- _Required work_
Type out every line below exactly as it reads.
===== Input data
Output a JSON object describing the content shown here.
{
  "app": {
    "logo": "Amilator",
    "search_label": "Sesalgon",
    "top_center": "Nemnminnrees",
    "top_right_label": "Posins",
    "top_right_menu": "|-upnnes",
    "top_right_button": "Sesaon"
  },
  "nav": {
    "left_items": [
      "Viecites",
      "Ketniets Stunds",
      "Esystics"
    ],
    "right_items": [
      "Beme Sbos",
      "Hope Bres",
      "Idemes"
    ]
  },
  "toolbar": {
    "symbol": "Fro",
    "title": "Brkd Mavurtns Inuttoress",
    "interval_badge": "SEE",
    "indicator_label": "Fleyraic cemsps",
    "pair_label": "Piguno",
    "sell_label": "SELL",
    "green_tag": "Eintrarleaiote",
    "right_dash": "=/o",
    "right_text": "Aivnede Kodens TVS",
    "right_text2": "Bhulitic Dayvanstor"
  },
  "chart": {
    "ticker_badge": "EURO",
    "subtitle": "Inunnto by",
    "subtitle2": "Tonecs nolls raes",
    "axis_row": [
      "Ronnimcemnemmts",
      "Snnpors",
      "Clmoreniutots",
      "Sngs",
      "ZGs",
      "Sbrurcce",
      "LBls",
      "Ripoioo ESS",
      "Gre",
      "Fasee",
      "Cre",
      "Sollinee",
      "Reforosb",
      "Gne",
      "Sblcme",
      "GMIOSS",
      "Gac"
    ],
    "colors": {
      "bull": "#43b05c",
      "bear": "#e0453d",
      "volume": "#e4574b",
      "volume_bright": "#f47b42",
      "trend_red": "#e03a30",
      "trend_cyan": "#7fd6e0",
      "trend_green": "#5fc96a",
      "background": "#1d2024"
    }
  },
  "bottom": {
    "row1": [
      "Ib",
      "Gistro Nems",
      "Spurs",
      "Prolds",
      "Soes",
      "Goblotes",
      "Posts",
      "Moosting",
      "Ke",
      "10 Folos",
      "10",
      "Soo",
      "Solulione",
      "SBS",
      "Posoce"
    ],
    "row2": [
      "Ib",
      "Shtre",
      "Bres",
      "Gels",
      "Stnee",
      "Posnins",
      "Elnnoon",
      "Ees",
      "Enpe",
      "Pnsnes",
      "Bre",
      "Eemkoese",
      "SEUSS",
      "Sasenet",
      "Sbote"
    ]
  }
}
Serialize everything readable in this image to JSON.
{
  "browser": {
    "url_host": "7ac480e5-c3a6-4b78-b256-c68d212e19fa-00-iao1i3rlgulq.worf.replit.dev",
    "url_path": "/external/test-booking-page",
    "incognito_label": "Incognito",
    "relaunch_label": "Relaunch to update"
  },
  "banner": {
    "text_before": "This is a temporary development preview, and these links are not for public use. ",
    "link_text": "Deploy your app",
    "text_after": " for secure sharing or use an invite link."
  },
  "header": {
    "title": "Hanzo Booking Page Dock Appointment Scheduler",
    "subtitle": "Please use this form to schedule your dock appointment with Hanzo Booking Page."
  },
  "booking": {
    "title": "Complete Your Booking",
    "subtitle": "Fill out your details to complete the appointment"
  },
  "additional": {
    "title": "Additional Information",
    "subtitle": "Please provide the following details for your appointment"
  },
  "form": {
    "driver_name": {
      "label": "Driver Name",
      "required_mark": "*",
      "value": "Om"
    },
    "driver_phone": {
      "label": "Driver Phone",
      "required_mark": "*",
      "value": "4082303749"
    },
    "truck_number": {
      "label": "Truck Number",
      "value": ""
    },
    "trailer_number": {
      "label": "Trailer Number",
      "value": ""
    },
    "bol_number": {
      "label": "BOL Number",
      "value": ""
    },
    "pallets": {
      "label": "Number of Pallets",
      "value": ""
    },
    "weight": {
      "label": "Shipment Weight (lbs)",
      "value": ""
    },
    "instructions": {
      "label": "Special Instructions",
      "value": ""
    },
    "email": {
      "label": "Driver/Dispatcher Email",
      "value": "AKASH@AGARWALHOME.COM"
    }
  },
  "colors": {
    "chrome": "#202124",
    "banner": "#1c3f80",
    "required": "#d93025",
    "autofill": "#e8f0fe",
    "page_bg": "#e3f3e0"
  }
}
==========
- _Final answer_
Output a JSON object describing the content shown here.
{
  "app": {
    "logo": "Amilator",
    "search_label": "Sesalgon",
    "top_center": "Nemnminnrees",
    "top_right_label": "Posins",
    "top_right_menu": "|-upnnes",
    "top_right_button": "Sesaon"
  },
  "nav": {
    "left_items": [
      "Viecites",
      "Ketniets Stunds",
      "Esystics"
    ],
    "right_items": [
      "Beme Sbos",
      "Hope Bres",
      "Idemes"
    ]
  },
  "toolbar": {
    "symbol": "Fro",
    "title": "Brkd Mavurtns Inuttoress",
    "interval_badge": "SEE",
    "indicator_label": "Fleyraic cemsps",
    "pair_label": "Piguno",
    "sell_label": "SELL",
    "green_tag": "Eintrarleaiote",
    "right_dash": "=/o",
    "right_text": "Aivnede Kodens TVS",
    "right_text2": "Bhulitic Dayvanstor"
  },
  "chart": {
    "ticker_badge": "EURO",
    "subtitle": "Inunnto by",
    "subtitle2": "Tonecs nolls raes",
    "axis_row": [
      "Ronnimcemnemmts",
      "Snnpors",
      "Clmoreniutots",
      "Sngs",
      "ZGs",
      "Sbrurcce",
      "LBls",
      "Ripoioo ESS",
      "Gre",
      "Fasee",
      "Cre",
      "Sollinee",
      "Reforosb",
      "Gne",
      "Sblcme",
      "GMIOSS",
      "Gac"
    ],
    "colors": {
      "bull": "#43b05c",
      "bear": "#e0453d",
      "volume": "#e4574b",
      "volume_bright": "#f47b42",
      "trend_red": "#e03a30",
      "trend_cyan": "#7fd6e0",
      "trend_green": "#5fc96a",
      "background": "#1d2024"
    }
  },
  "bottom": {
    "row1": [
      "Ib",
      "Gistro Nems",
      "Spurs",
      "Prolds",
      "Soes",
      "Goblotes",
      "Posts",
      "Moosting",
      "Ke",
      "10 Folos",
      "10",
      "Soo",
      "Solulione",
      "SBS",
      "Posoce"
    ],
    "row2": [
      "Ib",
      "Shtre",
      "Bres",
      "Gels",
      "Stnee",
      "Posnins",
      "Elnnoon",
      "Ees",
      "Enpe",
      "Pnsnes",
      "Bre",
      "Eemkoese",
      "SEUSS",
      "Sasenet",
      "Sbote"
    ]
  }
}
Serialize everything readable in this image to JSON.
{
  "browser": {
    "url_host": "7ac480e5-c3a6-4b78-b256-c68d212e19fa-00-iao1i3rlgulq.worf.replit.dev",
    "url_path": "/external/test-booking-page",
    "incognito_label": "Incognito",
    "relaunch_label": "Relaunch to update"
  },
  "banner": {
    "text_before": "This is a temporary development preview, and these links are not for public use. ",
    "link_text": "Deploy your app",
    "text_after": " for secure sharing or use an invite link."
  },
  "header": {
    "title": "Hanzo Booking Page Dock Appointment Scheduler",
    "subtitle": "Please use this form to schedule your dock appointment with Hanzo Booking Page."
  },
  "booking": {
    "title": "Complete Your Booking",
    "subtitle": "Fill out your details to complete the appointment"
  },
  "additional": {
    "title": "Additional Information",
    "subtitle": "Please provide the following details for your appointment"
  },
  "form": {
    "driver_name": {
      "label": "Driver Name",
      "required_mark": "*",
      "value": "Om"
    },
    "driver_phone": {
      "label": "Driver Phone",
      "required_mark": "*",
      "value": "4082303749"
    },
    "truck_number": {
      "label": "Truck Number",
      "value": ""
    },
    "trailer_number": {
      "label": "Trailer Number",
      "value": ""
    },
    "bol_number": {
      "label": "BOL Number",
      "value": ""
    },
    "pallets": {
      "label": "Number of Pallets",
      "value": ""
    },
    "weight": {
      "label": "Shipment Weight (lbs)",
      "value": ""
    },
    "instructions": {
      "label": "Special Instructions",
      "value": ""
    },
    "email": {
      "label": "Driver/Dispatcher Email",
      "value": "AKASH@AGARWALHOME.COM"
    }
  },
  "colors": {
    "chrome": "#202124",
    "banner": "#1c3f80",
    "required": "#d93025",
    "autofill": "#e8f0fe",
    "page_bg": "#e3f3e0"
  }
}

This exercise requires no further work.